The findings also underscore the significant role attitudes continue to play in the realm of employment. A notable 61 percent of respondents believe that age, whether too young or too old, could be considered a disadvantage for a job candidate. Additionally, 43 percent agree that a candidate’s disability might also be viewed as a drawback, and 42 percent express a similar opinion regarding being of Roma descent. Negative attitudes towards colleagues of specific identities are prevalent, with almost a third of the respondents expressing dissatisfaction at the prospect of working with an individual from the LGBTI+ community on a daily basis. Similarly, a quarter of respondents would not like to work alongside a Roma colleague.

A Dash of Positive Transformation

While Lithuanian attitudes are often ranked lower compared to other EU countries, it’s crucial to recognize the gradual positive changes taking place. In some instances, the reluctance to work with colleagues from specific backgrounds has significantly decreased. For example, in 2019, 21 percent of the population expressed discomfort working with a black colleague, and this figure has now dropped to 12 percent.

Though some changes may seem modest, they signify an improving landscape. Over the past four years, there has been a slight rise in the number of people supporting the inclusion of a third gender marker in official documents for those who don’t identify as male or female. In 2019, 26 percent of the population agreed with this, and by 2023, that number increased to 35 percent.

Interestingly, despite prevalent negative attitudes towards Roma individuals, opinions shift when it comes to children.

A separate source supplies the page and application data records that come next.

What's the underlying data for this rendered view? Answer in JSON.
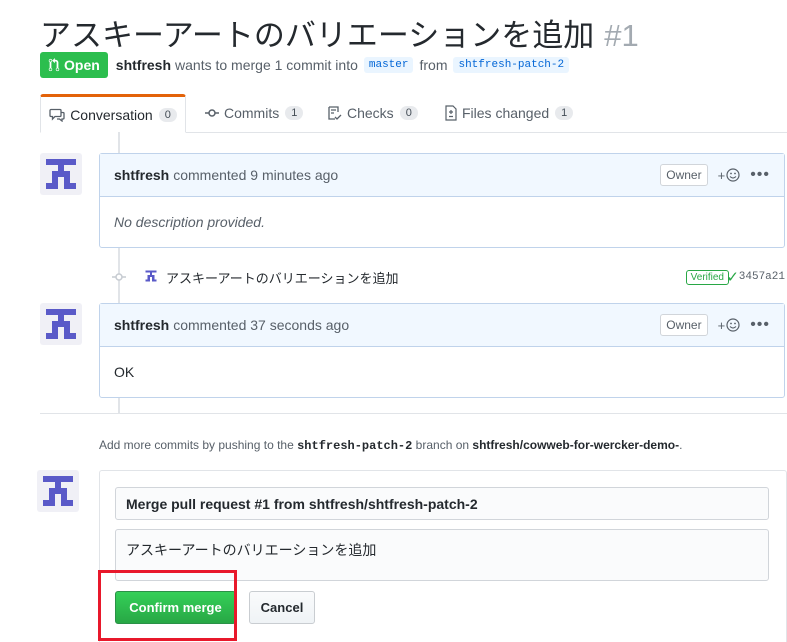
{
  "pr": {
    "title": "アスキーアートのバリエーションを追加",
    "number": "#1",
    "state": "Open",
    "author": "shtfresh",
    "meta_text": "wants to merge 1 commit into",
    "base_branch": "master",
    "from_text": "from",
    "head_branch": "shtfresh-patch-2"
  },
  "tabs": [
    {
      "label": "Conversation",
      "count": "0",
      "icon": "comment-icon"
    },
    {
      "label": "Commits",
      "count": "1",
      "icon": "commit-icon"
    },
    {
      "label": "Checks",
      "count": "0",
      "icon": "checklist-icon"
    },
    {
      "label": "Files changed",
      "count": "1",
      "icon": "file-diff-icon"
    }
  ],
  "comments": [
    {
      "author": "shtfresh",
      "action": "commented 9 minutes ago",
      "badge": "Owner",
      "body": "No description provided."
    },
    {
      "author": "shtfresh",
      "action": "commented 37 seconds ago",
      "badge": "Owner",
      "body": "OK"
    }
  ],
  "commit": {
    "message": "アスキーアートのバリエーションを追加",
    "verified": "Verified",
    "sha": "3457a21"
  },
  "help": {
    "prefix": "Add more commits by pushing to the",
    "branch": "shtfresh-patch-2",
    "middle": "branch on",
    "repo": "shtfresh/cowweb-for-wercker-demo-",
    "suffix": "."
  },
  "merge": {
    "title_value": "Merge pull request #1 from shtfresh/shtfresh-patch-2",
    "body_value": "アスキーアートのバリエーションを追加",
    "confirm_label": "Confirm merge",
    "cancel_label": "Cancel"
  },
  "colors": {
    "open_green": "#2cbe4e",
    "tab_accent": "#e36209",
    "highlight_red": "#e8182b",
    "avatar_purple": "#5a5ac8"
  }
}
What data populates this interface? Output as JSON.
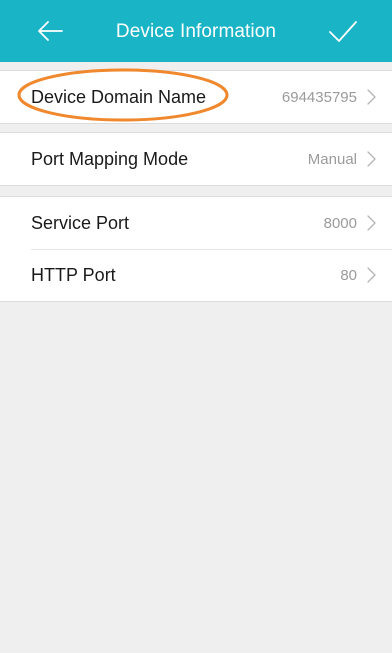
{
  "header": {
    "back_icon": "arrow-left-icon",
    "title": "Device Information",
    "confirm_icon": "checkmark-icon",
    "background_color": "#1ab4c7"
  },
  "groups": [
    {
      "rows": [
        {
          "label": "Device Domain Name",
          "value": "694435795",
          "icon": "chevron-right-icon",
          "highlighted": true
        }
      ]
    },
    {
      "rows": [
        {
          "label": "Port Mapping Mode",
          "value": "Manual",
          "icon": "chevron-right-icon"
        }
      ]
    },
    {
      "rows": [
        {
          "label": "Service Port",
          "value": "8000",
          "icon": "chevron-right-icon"
        },
        {
          "label": "HTTP Port",
          "value": "80",
          "icon": "chevron-right-icon"
        }
      ]
    }
  ],
  "annotation": {
    "color": "#f0882e",
    "target": "Device Domain Name"
  }
}
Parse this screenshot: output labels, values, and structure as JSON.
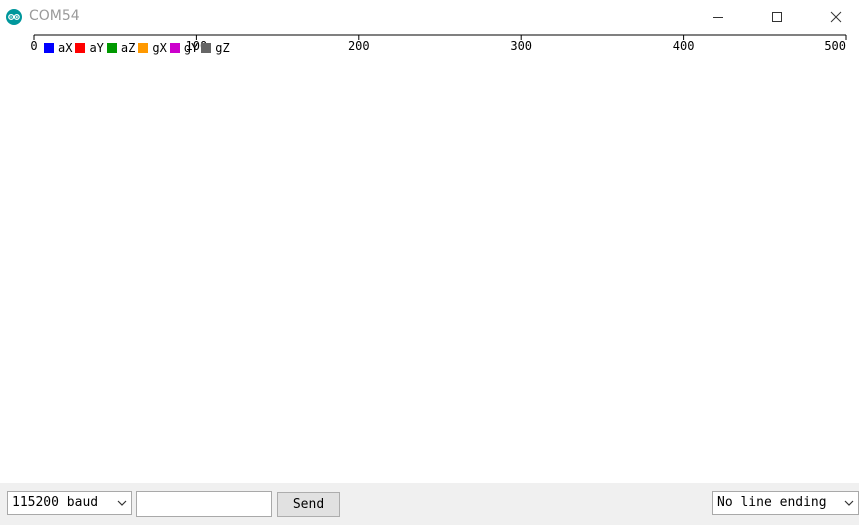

A significant 84 percent of respondents express satisfaction if their children have Roma classmates, and 78 percent believe that Roma culture and history should be part of the curriculum.

Despite active public debates, over half of the population agrees that educational materials should cover the existence of multiple gender identities, including being transgender. Similarly, an equal number of respondents support the inclusion of information about various sexual orientations in lessons,” notes M. Kolinytė.

Insufficient Discrimination Prevention Measures in Lithuania

Despite an increasing number of residents contacting The Office of the Equal Opportunities Ombudsperson each year, the survey indicates a slight decrease over four years in the reporting of discrimination to the police, equal opportunities organizations, or the court. Notably, there’s been a significant shift in how people handle discrimination experiences, with more individuals preferring to confide in friends or family members. In 2019, 26 percent of the Lithuanian population opted for this approach, and by 2023, the figure increased to 40 percent.

Only 27 percent of residents believe that current efforts to combat all forms of discrimination in Lithuania are effective. This marks a modest 3 percent increase from 2019. Meanwhile, 40 percent of the population thinks these efforts are moderately effective.

M. Kolinytė notes a predominantly reactive approach to discrimination prevention in Lithuania, highlighting that actions are often taken post-discrimination rather than proactively preventing it. She underscores the significance of the fact that, despite the Office of the Equal Opportunities Ombudsperson operating since 1999, it’s only in the last two years that targeted funding from the state budget has been allocated to prevention activities.

Both personal experiences and surveys like this one serve as indicators for strategic focus. The Equality Ombudsman’s calendar for the year incorporates research and communication on transgender rights and Roma discrimination, with ongoing analysis of issues related to discrimination against older people.